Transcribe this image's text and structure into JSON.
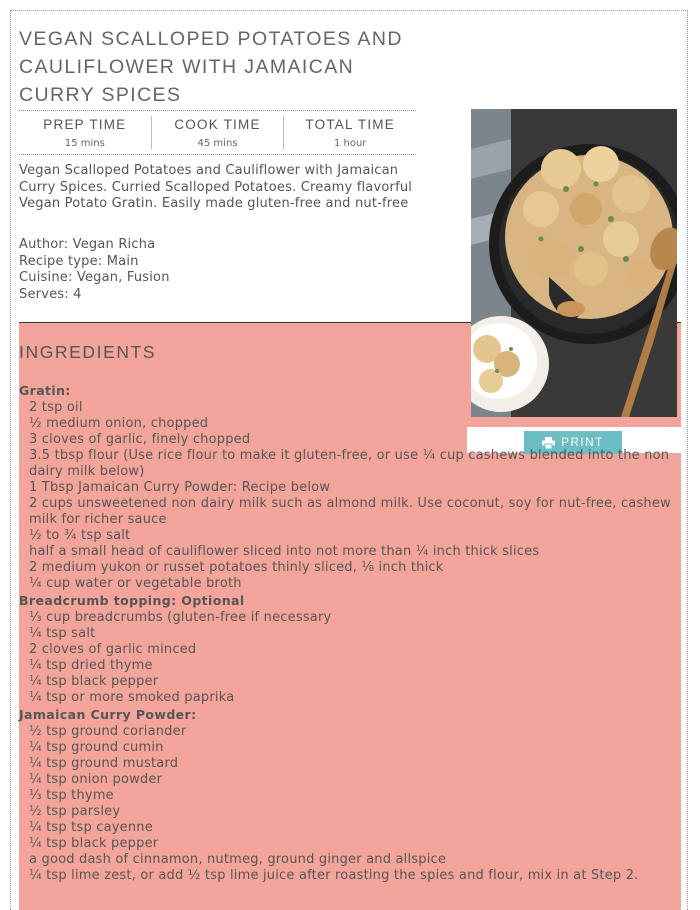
{
  "recipe": {
    "title": "VEGAN SCALLOPED POTATOES AND CAULIFLOWER WITH JAMAICAN CURRY SPICES",
    "times": [
      {
        "label": "PREP TIME",
        "value": "15 mins"
      },
      {
        "label": "COOK TIME",
        "value": "45 mins"
      },
      {
        "label": "TOTAL TIME",
        "value": "1 hour"
      }
    ],
    "summary": "Vegan Scalloped Potatoes and Cauliflower with Jamaican Curry Spices. Curried Scalloped Potatoes. Creamy flavorful Vegan Potato Gratin. Easily made gluten-free and nut-free",
    "meta": [
      "Author: Vegan Richa",
      "Recipe type: Main",
      "Cuisine: Vegan, Fusion",
      "Serves: 4"
    ],
    "print_label": "PRINT",
    "print_icon": "printer-icon",
    "ingredients_heading": "INGREDIENTS",
    "accent_color": "#f4a59b",
    "button_color": "#6cbdc4",
    "groups": [
      {
        "title": "Gratin:",
        "items": [
          "2 tsp oil",
          "½ medium onion, chopped",
          "3 cloves of garlic, finely chopped",
          "3.5 tbsp flour (Use rice flour to make it gluten-free, or use ¼ cup cashews blended into the non dairy milk below)",
          "1 Tbsp Jamaican Curry Powder: Recipe below",
          "2 cups unsweetened non dairy milk such as almond milk. Use coconut, soy for nut-free, cashew milk for richer sauce",
          "½ to ¾ tsp salt",
          "half a small head of cauliflower sliced into not more than ¼ inch thick slices",
          "2 medium yukon or russet potatoes thinly sliced, ⅛ inch thick",
          "¼ cup water or vegetable broth"
        ]
      },
      {
        "title": "Breadcrumb topping: Optional",
        "items": [
          "⅓ cup breadcrumbs (gluten-free if necessary",
          "¼ tsp salt",
          "2 cloves of garlic minced",
          "¼ tsp dried thyme",
          "¼ tsp black pepper",
          "¼ tsp or more smoked paprika"
        ]
      },
      {
        "title": "Jamaican Curry Powder:",
        "items": [
          "½ tsp ground coriander",
          "¼ tsp ground cumin",
          "¼ tsp ground mustard",
          "¼ tsp onion powder",
          "⅓ tsp thyme",
          "½ tsp parsley",
          "¼ tsp tsp cayenne",
          "¼ tsp black pepper",
          "a good dash of cinnamon, nutmeg, ground ginger and allspice",
          "¼ tsp lime zest, or add ½ tsp lime juice after roasting the spies and flour, mix in at Step 2."
        ]
      }
    ]
  }
}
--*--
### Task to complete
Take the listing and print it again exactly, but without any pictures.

### Response below
Transcribe this image's text and structure into JSON.
{
  "recipe": {
    "title": "VEGAN SCALLOPED POTATOES AND CAULIFLOWER WITH JAMAICAN CURRY SPICES",
    "times": [
      {
        "label": "PREP TIME",
        "value": "15 mins"
      },
      {
        "label": "COOK TIME",
        "value": "45 mins"
      },
      {
        "label": "TOTAL TIME",
        "value": "1 hour"
      }
    ],
    "summary": "Vegan Scalloped Potatoes and Cauliflower with Jamaican Curry Spices. Curried Scalloped Potatoes. Creamy flavorful Vegan Potato Gratin. Easily made gluten-free and nut-free",
    "meta": [
      "Author: Vegan Richa",
      "Recipe type: Main",
      "Cuisine: Vegan, Fusion",
      "Serves: 4"
    ],
    "print_label": "PRINT",
    "print_icon": "printer-icon",
    "ingredients_heading": "INGREDIENTS",
    "accent_color": "#f4a59b",
    "button_color": "#6cbdc4",
    "groups": [
      {
        "title": "Gratin:",
        "items": [
          "2 tsp oil",
          "½ medium onion, chopped",
          "3 cloves of garlic, finely chopped",
          "3.5 tbsp flour (Use rice flour to make it gluten-free, or use ¼ cup cashews blended into the non dairy milk below)",
          "1 Tbsp Jamaican Curry Powder: Recipe below",
          "2 cups unsweetened non dairy milk such as almond milk. Use coconut, soy for nut-free, cashew milk for richer sauce",
          "½ to ¾ tsp salt",
          "half a small head of cauliflower sliced into not more than ¼ inch thick slices",
          "2 medium yukon or russet potatoes thinly sliced, ⅛ inch thick",
          "¼ cup water or vegetable broth"
        ]
      },
      {
        "title": "Breadcrumb topping: Optional",
        "items": [
          "⅓ cup breadcrumbs (gluten-free if necessary",
          "¼ tsp salt",
          "2 cloves of garlic minced",
          "¼ tsp dried thyme",
          "¼ tsp black pepper",
          "¼ tsp or more smoked paprika"
        ]
      },
      {
        "title": "Jamaican Curry Powder:",
        "items": [
          "½ tsp ground coriander",
          "¼ tsp ground cumin",
          "¼ tsp ground mustard",
          "¼ tsp onion powder",
          "⅓ tsp thyme",
          "½ tsp parsley",
          "¼ tsp tsp cayenne",
          "¼ tsp black pepper",
          "a good dash of cinnamon, nutmeg, ground ginger and allspice",
          "¼ tsp lime zest, or add ½ tsp lime juice after roasting the spies and flour, mix in at Step 2."
        ]
      }
    ]
  }
}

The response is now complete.